After one particular episode of falling apart, I returned home to my wonderful Dave, who was concerned enough to have found a cruise for us to take after the semester was through.
I can’t begin to explain how much I needed exactly what he did—which was to arrange every detail so I could take his hand, let go, and mindlessly savor absolute relaxation for an entire week.
The vulnerability of grief
It’s been over five years since Mom died and I’m grateful that over time the acuity of my grief has faded.
Of course, I still miss her deeply, but I know she’s delirious with delight in the paradise she’s enjoying with Jesus, my dad, and all the loved ones who were waiting for her there.

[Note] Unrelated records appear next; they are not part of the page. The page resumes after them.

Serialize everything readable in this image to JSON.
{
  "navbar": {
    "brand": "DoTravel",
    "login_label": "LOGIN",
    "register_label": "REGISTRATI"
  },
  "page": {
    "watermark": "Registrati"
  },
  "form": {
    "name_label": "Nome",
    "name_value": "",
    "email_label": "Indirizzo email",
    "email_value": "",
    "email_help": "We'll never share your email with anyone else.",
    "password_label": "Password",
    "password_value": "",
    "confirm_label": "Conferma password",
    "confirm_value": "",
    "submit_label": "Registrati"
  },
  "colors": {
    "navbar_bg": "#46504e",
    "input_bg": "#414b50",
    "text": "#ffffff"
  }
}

And knowing that I’ll join all of them someday brings me incredible joy and peace.
But in this world, I’ve come to realize how vulnerable acute grief makes us in a variety of ways—which we’re often unable to grasp when we’re in the midst of it.

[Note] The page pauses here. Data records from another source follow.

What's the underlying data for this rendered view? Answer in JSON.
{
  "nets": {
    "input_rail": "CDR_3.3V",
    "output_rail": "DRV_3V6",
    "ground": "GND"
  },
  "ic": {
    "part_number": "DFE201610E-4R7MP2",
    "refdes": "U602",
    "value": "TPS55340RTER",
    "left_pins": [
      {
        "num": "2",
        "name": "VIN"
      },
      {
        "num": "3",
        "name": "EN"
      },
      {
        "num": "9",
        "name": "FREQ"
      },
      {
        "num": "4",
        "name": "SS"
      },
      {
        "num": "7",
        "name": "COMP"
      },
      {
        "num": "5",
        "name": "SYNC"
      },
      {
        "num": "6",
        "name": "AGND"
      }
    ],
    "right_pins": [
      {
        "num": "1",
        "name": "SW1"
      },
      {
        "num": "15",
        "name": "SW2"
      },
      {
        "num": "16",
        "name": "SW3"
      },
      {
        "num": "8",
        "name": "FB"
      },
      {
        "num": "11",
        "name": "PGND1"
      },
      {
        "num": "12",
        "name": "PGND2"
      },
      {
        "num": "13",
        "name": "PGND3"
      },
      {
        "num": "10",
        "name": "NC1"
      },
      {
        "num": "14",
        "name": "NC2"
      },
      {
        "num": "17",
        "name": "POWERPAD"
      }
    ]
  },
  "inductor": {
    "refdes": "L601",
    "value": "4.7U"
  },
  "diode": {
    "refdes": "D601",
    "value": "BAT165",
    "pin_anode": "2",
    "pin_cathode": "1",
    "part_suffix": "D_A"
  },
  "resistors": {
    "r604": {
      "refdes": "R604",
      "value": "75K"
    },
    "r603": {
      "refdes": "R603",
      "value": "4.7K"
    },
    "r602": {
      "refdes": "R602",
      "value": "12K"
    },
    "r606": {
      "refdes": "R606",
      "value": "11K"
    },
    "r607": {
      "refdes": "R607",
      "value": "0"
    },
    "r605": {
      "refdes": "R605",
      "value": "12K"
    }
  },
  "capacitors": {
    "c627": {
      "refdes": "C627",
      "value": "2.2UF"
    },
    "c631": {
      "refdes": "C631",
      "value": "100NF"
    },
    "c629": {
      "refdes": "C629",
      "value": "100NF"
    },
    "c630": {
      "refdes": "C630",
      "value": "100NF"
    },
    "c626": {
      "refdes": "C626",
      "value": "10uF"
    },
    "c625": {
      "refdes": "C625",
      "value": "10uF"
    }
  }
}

So, my encouragement is for gentleness during this time.
If you’ve recently experienced the loss of a loved one, know that whatever you’re feeling or not feeling is okay. Please remember to be kind to yourself, patient with your progress, and seek the support you need.
Everyone experiences grief differently, so no two journeys through this season look exactly alike. Don’t compare yourself with others or think you should or shouldn’t do or be any certain anything.
And if you know someone who is grieving, extend the loving support to prop them up during a time in which their world has been turned upside down—which is something we’ll all need at some point in our lives.
The fertile soil of grief
Although I experienced great pain during my season of acute grief, I also discovered a much deeper intimacy with Jesus during this fertile time.
I must admit that I was a bit surprised by that, but I shouldn’t have been.
After all, it’s not typically when we’re feeling our most confident and self-assured that we scramble after the peace and comfort only He can provide—but when we’re all out of steam and hanging on by a thread.
In the depth of our pain, when it seems no one really understands how we feel, we can count on the fact that Jesus does.
He gets it. He gets us. And He’s able and willing to help if we’ll only ask and open that door to Him.
So that’s the other encouragement I’ll offer—to make the most of grief’s pain by allowing God to use it as fertile soil to deepen your intimacy with Him.
Grief can make us vulnerable in so many ways, especially in the acute season right after a loved one dies. That time may last longer for some than others. Regardless, it’s important to consistently be good to yourself; soak up the support and love that’s around you; and step into the peace and comfort that Jesus wants to provide.